In essence, the company grouped its magazines into regions, regionalizing its editorial leadership, he said. Aspen Magazine and Aspen Peak are part of what Modern Luxury calls “the resort region.”
Modern Luxury Media editor-in-chief Michael McCarthy, who is based in Washington, D.C. and “has connections to Colorado,” will be at the helm of Aspen Magazine as well as other markets, Klein said.
Brooke Danielson, who joined Aspen Peak as editor earlier this year after former editor-in-chief Etta Meyer left, will continue to lead the magazine on a contractual basis.
Klein noted that Danielson will also help with Aspen Magazine “because she’s on the ground.”
Asked what value Modern Luxury sees in publishing two luxury magazines in the same town, Klein said, “these two coexisted when they were under separate ownership, and we see no reason why they can’t coexist under the same umbrella — as long as they each maintain their own clear editorial niche.”
He pointed to the magazines’ varying distribution models and “different editorial architecture and design” as examples.
Aspen Public Radio
National Public Radio member Aspen Public Radio is a nonprofit news organization covering the Roaring Fork Valley. The bulk of the station’s revenue comes from memberships, followed by underwriting and grant funding, APR Executive Director Tammy Terwelp said.
Although memberships and underwriting have both been down amid the pandemic, a Paycheck Protection Program loan and a Corporation for Public Broadcasting grant, alongside budget cuts, have helped offset APR’s finances.

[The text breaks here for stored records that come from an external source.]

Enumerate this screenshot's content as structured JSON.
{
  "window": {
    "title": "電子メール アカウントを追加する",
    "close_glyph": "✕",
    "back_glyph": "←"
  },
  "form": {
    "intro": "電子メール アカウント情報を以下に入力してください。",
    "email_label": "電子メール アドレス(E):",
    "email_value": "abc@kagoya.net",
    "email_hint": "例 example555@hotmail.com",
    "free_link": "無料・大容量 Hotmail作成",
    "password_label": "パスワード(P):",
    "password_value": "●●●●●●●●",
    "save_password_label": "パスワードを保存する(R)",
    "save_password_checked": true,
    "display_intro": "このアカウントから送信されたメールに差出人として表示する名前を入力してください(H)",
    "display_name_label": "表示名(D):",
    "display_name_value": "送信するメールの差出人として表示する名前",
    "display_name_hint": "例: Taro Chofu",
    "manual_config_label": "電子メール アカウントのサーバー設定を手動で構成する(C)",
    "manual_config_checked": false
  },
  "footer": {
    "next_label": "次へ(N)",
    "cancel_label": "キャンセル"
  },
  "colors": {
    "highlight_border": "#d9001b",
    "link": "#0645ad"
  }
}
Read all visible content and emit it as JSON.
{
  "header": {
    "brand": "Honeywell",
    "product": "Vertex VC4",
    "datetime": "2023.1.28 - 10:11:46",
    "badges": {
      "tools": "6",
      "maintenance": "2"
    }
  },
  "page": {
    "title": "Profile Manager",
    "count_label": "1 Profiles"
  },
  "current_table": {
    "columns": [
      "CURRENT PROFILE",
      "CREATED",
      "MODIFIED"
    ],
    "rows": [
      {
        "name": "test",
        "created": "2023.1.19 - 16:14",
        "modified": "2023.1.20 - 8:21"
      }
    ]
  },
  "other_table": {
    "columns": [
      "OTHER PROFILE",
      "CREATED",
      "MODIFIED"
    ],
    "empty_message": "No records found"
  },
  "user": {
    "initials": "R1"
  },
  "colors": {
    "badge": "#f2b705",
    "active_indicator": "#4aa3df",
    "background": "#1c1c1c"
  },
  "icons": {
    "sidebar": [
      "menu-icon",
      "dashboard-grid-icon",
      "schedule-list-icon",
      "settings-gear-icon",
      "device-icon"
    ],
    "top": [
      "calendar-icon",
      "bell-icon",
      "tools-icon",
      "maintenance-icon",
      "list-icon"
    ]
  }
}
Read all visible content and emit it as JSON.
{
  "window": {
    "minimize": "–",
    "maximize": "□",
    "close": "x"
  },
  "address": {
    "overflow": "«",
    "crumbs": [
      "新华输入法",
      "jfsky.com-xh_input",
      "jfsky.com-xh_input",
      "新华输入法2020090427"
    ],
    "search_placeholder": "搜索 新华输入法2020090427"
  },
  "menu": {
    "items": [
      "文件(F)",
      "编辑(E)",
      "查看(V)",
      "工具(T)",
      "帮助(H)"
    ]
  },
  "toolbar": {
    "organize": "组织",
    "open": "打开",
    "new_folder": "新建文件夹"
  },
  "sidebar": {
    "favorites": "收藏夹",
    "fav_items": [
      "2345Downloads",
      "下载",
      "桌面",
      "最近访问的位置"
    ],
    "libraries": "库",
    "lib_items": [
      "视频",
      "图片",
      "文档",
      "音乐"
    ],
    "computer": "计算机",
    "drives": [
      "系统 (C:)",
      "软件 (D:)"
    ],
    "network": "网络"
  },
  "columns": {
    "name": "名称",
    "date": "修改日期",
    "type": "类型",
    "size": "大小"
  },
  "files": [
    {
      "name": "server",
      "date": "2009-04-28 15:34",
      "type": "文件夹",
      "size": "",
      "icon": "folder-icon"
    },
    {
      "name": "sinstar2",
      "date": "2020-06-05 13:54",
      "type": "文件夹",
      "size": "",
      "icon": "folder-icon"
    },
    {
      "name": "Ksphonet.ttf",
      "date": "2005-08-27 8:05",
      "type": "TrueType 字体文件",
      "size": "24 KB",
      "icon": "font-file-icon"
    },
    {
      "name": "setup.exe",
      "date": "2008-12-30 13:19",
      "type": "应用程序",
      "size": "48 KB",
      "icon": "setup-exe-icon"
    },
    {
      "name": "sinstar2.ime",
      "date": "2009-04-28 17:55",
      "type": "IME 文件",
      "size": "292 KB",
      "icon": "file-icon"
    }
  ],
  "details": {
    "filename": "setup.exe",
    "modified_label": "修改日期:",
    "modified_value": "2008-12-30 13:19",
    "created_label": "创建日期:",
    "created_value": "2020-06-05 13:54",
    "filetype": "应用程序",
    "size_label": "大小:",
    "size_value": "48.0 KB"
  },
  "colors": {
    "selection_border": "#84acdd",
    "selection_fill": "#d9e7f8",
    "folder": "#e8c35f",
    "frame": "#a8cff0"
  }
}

“We have been working really hard to secure grants, as well as our other funding sources,” Terwelp said, “and my rationale with building savings is that we have no idea what the upcoming months and even next year will hold.”
Terwelp said support from the community is critical and noted that the station has heavily cut its budget since the pandemic started “so the majority of resources can go to news, to keep the community informed and safe.”
The station earlier this month welcomed two new hires to fill vacant roles: Ariel Van Cleave as news director and Eleanor Bennett as host, reporter and producer of local content for NPR’s Morning Edition.
Van Cleave moved to Aspen amid the pandemic from a large station in Chicago, where she was a senior editor of audio news. Terwelp said Van Cleave, with 16 years in public media, stood out in the station’s national search from the start of the process.
Bennett’s last name should be familiar to longtime locals, as her father, John
Bennett, served as the mayor of Aspen for much of the ’90s. Eleanor Bennett previously interned with and contributed to APR, which she has been listening to since she was a child.
“I’m really excited. We’ve got a very stellar team all the way around,” Terwelp said. “And we’re really committed to deepening and expanding [our coverage] and providing more. … This is not the time to scale back on coverage.”
KDNK Community Radio
Another NPR member, KDNK Community Radio in Carbondale faces a somewhat similar situation as its Aspen counterpart. The nonprofit’s financial model, however, is split pretty evenly between underwriting, donations and memberships.
“That diversity of incomes really helps us,” KDNK board member Chris Hassig said. Like APR, KDNK also received PPP funds, as well as a grant from the Corporation for Public Broadcasting — both of which Hassig called a “lifeline.”
This month, the station also welcomed longtime local Corby Anderson as KDNK’s first executive director after a nationwide search, replacing Gavin Dahl, who left the station manager position to take a role in Montrose. Anderson has held a number of broadcast jobs throughout the valley, including as station manager for GrassRoots Television. Leading KDNK is “quite literally a dream come true,” he said in an Aug. 4 statement. Longtime KDNK staffer Amy Hadden Marsh was also recently named news director.
Hassig believes the station shined during the stay-at-home period of the pandemic because people craved communal connection — and media outlets served to provide the closest semblance.
“It was kind of the moment where KDNK showed why we exist,” Hassig said, “and why we believe in our mission of connecting people.”